In response to the commission's draft report released earlier this year, Auckland Airport submitted that its targeted returns were justified given the risks associated with the significant investment programme it plans to undertake to manage passenger growth.

Andre Lovatt, General Manager of Auckland Airport development and delivery talks about the upgrades to the domestic terminal. / Greg Bowker

"We acknowledge that Auckland Airport's passenger numbers have grown significantly in recent years and could continue to grow. In this regard we believe its planned $1.8 billion terminal and aeronautical infrastructure redevelopment is likely to benefit consumers long-term by reducing congestion and improving service quality," Begg said.

"We consider that the risks associated with the investment programme could justify a return that is slightly higher than our benchmark estimate. However, we aren't persuaded that the full extent of Auckland's targeted return is warranted."

Auckland and Christchurch Airports are subject to a form of regulation called information disclosure, which involves the Commission shining a light on the airports' performances – their profit, investment, pricing, and service levels.

The commission considered the efficiency of Auckland Airport's pricing and its forecasts of operating and capital expenditure as part of its overall assessment of performance and found no major concerns in these areas.

"As signalled in our draft report, the returns Christchurch Airport is targeting for most of its regulated services are reasonable and consistent with promoting the long-term benefit of consumers," Begg said.

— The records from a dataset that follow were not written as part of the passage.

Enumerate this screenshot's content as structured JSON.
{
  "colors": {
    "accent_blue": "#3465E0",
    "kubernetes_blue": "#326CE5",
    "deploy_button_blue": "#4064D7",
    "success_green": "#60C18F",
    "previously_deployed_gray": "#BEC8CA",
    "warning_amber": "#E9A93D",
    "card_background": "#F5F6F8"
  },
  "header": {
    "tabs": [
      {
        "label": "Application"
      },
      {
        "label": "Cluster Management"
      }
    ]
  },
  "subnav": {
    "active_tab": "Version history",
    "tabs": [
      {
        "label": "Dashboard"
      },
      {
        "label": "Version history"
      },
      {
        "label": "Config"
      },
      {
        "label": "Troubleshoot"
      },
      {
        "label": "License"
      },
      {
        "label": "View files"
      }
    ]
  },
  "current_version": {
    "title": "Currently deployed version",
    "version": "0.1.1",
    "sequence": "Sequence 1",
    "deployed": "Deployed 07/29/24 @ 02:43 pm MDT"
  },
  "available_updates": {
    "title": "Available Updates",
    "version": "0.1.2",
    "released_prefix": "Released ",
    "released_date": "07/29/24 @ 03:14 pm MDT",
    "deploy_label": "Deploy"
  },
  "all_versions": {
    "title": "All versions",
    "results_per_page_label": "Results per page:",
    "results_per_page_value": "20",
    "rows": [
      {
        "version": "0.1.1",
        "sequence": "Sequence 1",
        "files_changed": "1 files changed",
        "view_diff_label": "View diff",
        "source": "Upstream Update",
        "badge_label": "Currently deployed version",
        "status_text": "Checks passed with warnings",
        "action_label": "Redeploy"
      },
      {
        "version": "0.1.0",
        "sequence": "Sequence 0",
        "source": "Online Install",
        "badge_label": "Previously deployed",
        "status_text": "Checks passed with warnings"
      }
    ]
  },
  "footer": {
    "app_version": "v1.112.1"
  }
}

The commission had no significant concerns with Christchurch Airport's expenditure and demand forecasts, or the efficiency of its prices.

The Commission considered the efficiency of Auckland Airport's pricing and its forecasts of operating and capital expenditure as part of its overall assessment of performance and found no major concerns in these areas.

It also noted that the incentives from the information disclosure regime have strengthened over time, as both airports' target returns are significantly lower than when they previously set prices.

The Board of Airline Representatives New Zealand (BARNZ) said it was time for Auckland Airport to hand the money back.

Auckland Airport has been found by the Commerce Commission to have failed to justify $53 million of charges at the expense of travellers and airlines and should hand the money back.

BARNZ executive director Justin Tighe-Umbers said in the increasing cost environment facing airlines it was now time for the airport to listen to the commission and adjust its pricing.

If the airport ignored the report's findings, the commission should exercise its new powers, under the Commerce Amendment Act passed last month, to review airport pricing and recommend stronger regulation.

"Auckland Airport continues to favour shareholders and handing them healthy dividends rather than looking for a balance that respects the passengers who must use its services because there is no alternative," he said.

Airlines appreciated that the airport has a $1.8 billion terminal and aeronautical infrastructure redevelopment planned and an upgrade of both domestic and international facilities is desperately needed.

"But right now, with the jet fuel price having doubled in the last 18 months, the last thing airlines and passengers need is $53m in excess charges from Auckland Airport."

Tighe-Umbers said excessive landing charges were not the only price hike that airlines are facing. The costs of aviation security and air navigation services are increasing and biosecurity costs are likely to follow.

"The cost of flying to New Zealand is mounting. We are already seeing rationalisation of routes by airlines, by either frequency, or seasonality."

he Company was pleased to see that the final report acknowledged the inherent uncertainty involved and that it is not possible to determine a precise measure of the right return for Auckland Airport.

Auckland Airport's chief financial officer, Phil Neutze, said the company would review the commission's findings in detail.

''Airport pricing is complex and we have provided comprehensive evidence to the Commission explaining why we believe our approach is fair and reasonable.''

The airport would carefully review how the commission has assessed that evidence in its final report and how this shaped its findings."

"Auckland Airport is investing circa $2 billion in long-term infrastructure over this five-year pricing period which is the largest airport development ever undertaken in New Zealand."